PROBLEM REQUIREMENTS
Every line of the records below should be restated exactly.

Extracted data entries:
- - - - -

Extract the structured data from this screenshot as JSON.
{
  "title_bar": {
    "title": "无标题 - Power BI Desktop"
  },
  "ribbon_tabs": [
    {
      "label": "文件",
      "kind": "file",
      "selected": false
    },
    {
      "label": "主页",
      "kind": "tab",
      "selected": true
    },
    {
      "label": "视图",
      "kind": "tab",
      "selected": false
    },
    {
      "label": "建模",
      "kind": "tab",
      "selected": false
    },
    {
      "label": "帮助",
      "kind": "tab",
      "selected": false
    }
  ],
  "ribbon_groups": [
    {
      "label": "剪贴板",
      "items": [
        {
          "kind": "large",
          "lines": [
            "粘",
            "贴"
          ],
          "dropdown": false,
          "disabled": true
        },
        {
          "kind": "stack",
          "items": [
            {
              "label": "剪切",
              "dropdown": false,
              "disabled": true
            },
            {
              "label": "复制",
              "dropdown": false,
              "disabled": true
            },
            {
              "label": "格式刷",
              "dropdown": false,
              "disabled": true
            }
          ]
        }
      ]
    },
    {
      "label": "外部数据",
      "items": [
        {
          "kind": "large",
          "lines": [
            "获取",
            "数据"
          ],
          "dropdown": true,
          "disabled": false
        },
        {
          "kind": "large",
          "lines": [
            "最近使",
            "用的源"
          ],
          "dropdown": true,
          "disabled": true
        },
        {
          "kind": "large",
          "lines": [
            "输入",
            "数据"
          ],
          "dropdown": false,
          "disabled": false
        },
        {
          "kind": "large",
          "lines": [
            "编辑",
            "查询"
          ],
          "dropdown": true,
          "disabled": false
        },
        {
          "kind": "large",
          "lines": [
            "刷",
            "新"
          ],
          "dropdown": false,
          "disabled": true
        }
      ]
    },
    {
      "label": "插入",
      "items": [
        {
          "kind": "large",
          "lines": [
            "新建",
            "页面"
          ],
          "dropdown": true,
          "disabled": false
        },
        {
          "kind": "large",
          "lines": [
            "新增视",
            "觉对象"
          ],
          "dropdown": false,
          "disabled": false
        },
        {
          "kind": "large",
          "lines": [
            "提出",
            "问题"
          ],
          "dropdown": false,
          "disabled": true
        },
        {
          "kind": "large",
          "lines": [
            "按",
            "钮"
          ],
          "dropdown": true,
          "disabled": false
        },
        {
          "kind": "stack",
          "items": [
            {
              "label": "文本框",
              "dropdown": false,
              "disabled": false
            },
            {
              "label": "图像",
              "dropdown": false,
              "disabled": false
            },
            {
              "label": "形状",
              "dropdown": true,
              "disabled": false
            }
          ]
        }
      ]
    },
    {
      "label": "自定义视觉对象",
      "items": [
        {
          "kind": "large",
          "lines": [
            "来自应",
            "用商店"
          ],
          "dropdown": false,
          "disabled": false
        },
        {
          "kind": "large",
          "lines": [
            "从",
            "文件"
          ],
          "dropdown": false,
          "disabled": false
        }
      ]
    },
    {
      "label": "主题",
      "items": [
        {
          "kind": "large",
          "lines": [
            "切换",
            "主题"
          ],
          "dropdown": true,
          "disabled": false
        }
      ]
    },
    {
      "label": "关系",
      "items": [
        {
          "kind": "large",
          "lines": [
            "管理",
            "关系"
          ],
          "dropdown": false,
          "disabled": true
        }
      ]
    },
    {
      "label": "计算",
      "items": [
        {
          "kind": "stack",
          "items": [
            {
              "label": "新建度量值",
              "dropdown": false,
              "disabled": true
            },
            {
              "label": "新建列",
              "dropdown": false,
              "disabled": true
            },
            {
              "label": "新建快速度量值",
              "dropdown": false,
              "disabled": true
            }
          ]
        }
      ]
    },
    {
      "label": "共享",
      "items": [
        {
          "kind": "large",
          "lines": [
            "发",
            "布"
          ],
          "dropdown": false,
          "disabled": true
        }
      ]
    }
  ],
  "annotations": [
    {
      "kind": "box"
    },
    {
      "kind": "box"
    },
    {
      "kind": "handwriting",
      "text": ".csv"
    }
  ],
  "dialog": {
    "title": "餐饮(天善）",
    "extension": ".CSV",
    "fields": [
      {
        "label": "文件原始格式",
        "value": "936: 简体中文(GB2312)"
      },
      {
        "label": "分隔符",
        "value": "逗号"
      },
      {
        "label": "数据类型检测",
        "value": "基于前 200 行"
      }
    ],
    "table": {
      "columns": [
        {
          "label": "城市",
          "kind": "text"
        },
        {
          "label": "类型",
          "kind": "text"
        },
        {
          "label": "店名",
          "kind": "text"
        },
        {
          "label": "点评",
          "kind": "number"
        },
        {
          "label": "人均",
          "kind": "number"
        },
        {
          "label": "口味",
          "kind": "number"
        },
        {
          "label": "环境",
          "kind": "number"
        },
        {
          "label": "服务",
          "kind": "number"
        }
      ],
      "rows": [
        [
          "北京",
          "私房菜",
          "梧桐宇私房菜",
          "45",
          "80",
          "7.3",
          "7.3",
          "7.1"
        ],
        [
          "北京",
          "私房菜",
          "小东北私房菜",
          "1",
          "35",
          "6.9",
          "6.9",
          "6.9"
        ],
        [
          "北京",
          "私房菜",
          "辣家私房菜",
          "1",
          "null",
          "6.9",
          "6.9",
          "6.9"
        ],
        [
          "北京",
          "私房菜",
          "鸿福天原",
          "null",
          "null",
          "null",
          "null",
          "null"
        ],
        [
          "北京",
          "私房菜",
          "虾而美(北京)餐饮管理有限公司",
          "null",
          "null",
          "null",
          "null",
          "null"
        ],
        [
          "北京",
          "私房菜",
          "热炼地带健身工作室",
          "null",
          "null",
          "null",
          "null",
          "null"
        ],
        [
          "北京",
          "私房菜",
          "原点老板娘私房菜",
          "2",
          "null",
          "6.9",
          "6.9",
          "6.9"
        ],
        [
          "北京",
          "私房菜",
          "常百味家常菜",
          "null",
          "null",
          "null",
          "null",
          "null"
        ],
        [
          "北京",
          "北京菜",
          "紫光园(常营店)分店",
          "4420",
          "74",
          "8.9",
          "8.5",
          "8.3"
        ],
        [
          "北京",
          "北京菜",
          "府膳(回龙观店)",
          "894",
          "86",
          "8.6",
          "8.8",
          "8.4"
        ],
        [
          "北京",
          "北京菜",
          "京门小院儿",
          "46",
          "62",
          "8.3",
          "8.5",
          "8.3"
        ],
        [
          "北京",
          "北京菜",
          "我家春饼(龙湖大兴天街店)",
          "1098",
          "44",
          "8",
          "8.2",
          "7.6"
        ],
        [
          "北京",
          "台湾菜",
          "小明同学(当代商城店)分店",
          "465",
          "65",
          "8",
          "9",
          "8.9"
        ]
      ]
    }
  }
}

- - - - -

YOUR RESPONSE
Extract the structured data from this screenshot as JSON.
{
  "title_bar": {
    "title": "无标题 - Power BI Desktop"
  },
  "ribbon_tabs": [
    {
      "label": "文件",
      "kind": "file",
      "selected": false
    },
    {
      "label": "主页",
      "kind": "tab",
      "selected": true
    },
    {
      "label": "视图",
      "kind": "tab",
      "selected": false
    },
    {
      "label": "建模",
      "kind": "tab",
      "selected": false
    },
    {
      "label": "帮助",
      "kind": "tab",
      "selected": false
    }
  ],
  "ribbon_groups": [
    {
      "label": "剪贴板",
      "items": [
        {
          "kind": "large",
          "lines": [
            "粘",
            "贴"
          ],
          "dropdown": false,
          "disabled": true
        },
        {
          "kind": "stack",
          "items": [
            {
              "label": "剪切",
              "dropdown": false,
              "disabled": true
            },
            {
              "label": "复制",
              "dropdown": false,
              "disabled": true
            },
            {
              "label": "格式刷",
              "dropdown": false,
              "disabled": true
            }
          ]
        }
      ]
    },
    {
      "label": "外部数据",
      "items": [
        {
          "kind": "large",
          "lines": [
            "获取",
            "数据"
          ],
          "dropdown": true,
          "disabled": false
        },
        {
          "kind": "large",
          "lines": [
            "最近使",
            "用的源"
          ],
          "dropdown": true,
          "disabled": true
        },
        {
          "kind": "large",
          "lines": [
            "输入",
            "数据"
          ],
          "dropdown": false,
          "disabled": false
        },
        {
          "kind": "large",
          "lines": [
            "编辑",
            "查询"
          ],
          "dropdown": true,
          "disabled": false
        },
        {
          "kind": "large",
          "lines": [
            "刷",
            "新"
          ],
          "dropdown": false,
          "disabled": true
        }
      ]
    },
    {
      "label": "插入",
      "items": [
        {
          "kind": "large",
          "lines": [
            "新建",
            "页面"
          ],
          "dropdown": true,
          "disabled": false
        },
        {
          "kind": "large",
          "lines": [
            "新增视",
            "觉对象"
          ],
          "dropdown": false,
          "disabled": false
        },
        {
          "kind": "large",
          "lines": [
            "提出",
            "问题"
          ],
          "dropdown": false,
          "disabled": true
        },
        {
          "kind": "large",
          "lines": [
            "按",
            "钮"
          ],
          "dropdown": true,
          "disabled": false
        },
        {
          "kind": "stack",
          "items": [
            {
              "label": "文本框",
              "dropdown": false,
              "disabled": false
            },
            {
              "label": "图像",
              "dropdown": false,
              "disabled": false
            },
            {
              "label": "形状",
              "dropdown": true,
              "disabled": false
            }
          ]
        }
      ]
    },
    {
      "label": "自定义视觉对象",
      "items": [
        {
          "kind": "large",
          "lines": [
            "来自应",
            "用商店"
          ],
          "dropdown": false,
          "disabled": false
        },
        {
          "kind": "large",
          "lines": [
            "从",
            "文件"
          ],
          "dropdown": false,
          "disabled": false
        }
      ]
    },
    {
      "label": "主题",
      "items": [
        {
          "kind": "large",
          "lines": [
            "切换",
            "主题"
          ],
          "dropdown": true,
          "disabled": false
        }
      ]
    },
    {
      "label": "关系",
      "items": [
        {
          "kind": "large",
          "lines": [
            "管理",
            "关系"
          ],
          "dropdown": false,
          "disabled": true
        }
      ]
    },
    {
      "label": "计算",
      "items": [
        {
          "kind": "stack",
          "items": [
            {
              "label": "新建度量值",
              "dropdown": false,
              "disabled": true
            },
            {
              "label": "新建列",
              "dropdown": false,
              "disabled": true
            },
            {
              "label": "新建快速度量值",
              "dropdown": false,
              "disabled": true
            }
          ]
        }
      ]
    },
    {
      "label": "共享",
      "items": [
        {
          "kind": "large",
          "lines": [
            "发",
            "布"
          ],
          "dropdown": false,
          "disabled": true
        }
      ]
    }
  ],
  "annotations": [
    {
      "kind": "box"
    },
    {
      "kind": "box"
    },
    {
      "kind": "handwriting",
      "text": ".csv"
    }
  ],
  "dialog": {
    "title": "餐饮(天善）",
    "extension": ".CSV",
    "fields": [
      {
        "label": "文件原始格式",
        "value": "936: 简体中文(GB2312)"
      },
      {
        "label": "分隔符",
        "value": "逗号"
      },
      {
        "label": "数据类型检测",
        "value": "基于前 200 行"
      }
    ],
    "table": {
      "columns": [
        {
          "label": "城市",
          "kind": "text"
        },
        {
          "label": "类型",
          "kind": "text"
        },
        {
          "label": "店名",
          "kind": "text"
        },
        {
          "label": "点评",
          "kind": "number"
        },
        {
          "label": "人均",
          "kind": "number"
        },
        {
          "label": "口味",
          "kind": "number"
        },
        {
          "label": "环境",
          "kind": "number"
        },
        {
          "label": "服务",
          "kind": "number"
        }
      ],
      "rows": [
        [
          "北京",
          "私房菜",
          "梧桐宇私房菜",
          "45",
          "80",
          "7.3",
          "7.3",
          "7.1"
        ],
        [
          "北京",
          "私房菜",
          "小东北私房菜",
          "1",
          "35",
          "6.9",
          "6.9",
          "6.9"
        ],
        [
          "北京",
          "私房菜",
          "辣家私房菜",
          "1",
          "null",
          "6.9",
          "6.9",
          "6.9"
        ],
        [
          "北京",
          "私房菜",
          "鸿福天原",
          "null",
          "null",
          "null",
          "null",
          "null"
        ],
        [
          "北京",
          "私房菜",
          "虾而美(北京)餐饮管理有限公司",
          "null",
          "null",
          "null",
          "null",
          "null"
        ],
        [
          "北京",
          "私房菜",
          "热炼地带健身工作室",
          "null",
          "null",
          "null",
          "null",
          "null"
        ],
        [
          "北京",
          "私房菜",
          "原点老板娘私房菜",
          "2",
          "null",
          "6.9",
          "6.9",
          "6.9"
        ],
        [
          "北京",
          "私房菜",
          "常百味家常菜",
          "null",
          "null",
          "null",
          "null",
          "null"
        ],
        [
          "北京",
          "北京菜",
          "紫光园(常营店)分店",
          "4420",
          "74",
          "8.9",
          "8.5",
          "8.3"
        ],
        [
          "北京",
          "北京菜",
          "府膳(回龙观店)",
          "894",
          "86",
          "8.6",
          "8.8",
          "8.4"
        ],
        [
          "北京",
          "北京菜",
          "京门小院儿",
          "46",
          "62",
          "8.3",
          "8.5",
          "8.3"
        ],
        [
          "北京",
          "北京菜",
          "我家春饼(龙湖大兴天街店)",
          "1098",
          "44",
          "8",
          "8.2",
          "7.6"
        ],
        [
          "北京",
          "台湾菜",
          "小明同学(当代商城店)分店",
          "465",
          "65",
          "8",
          "9",
          "8.9"
        ]
      ]
    }
  }
}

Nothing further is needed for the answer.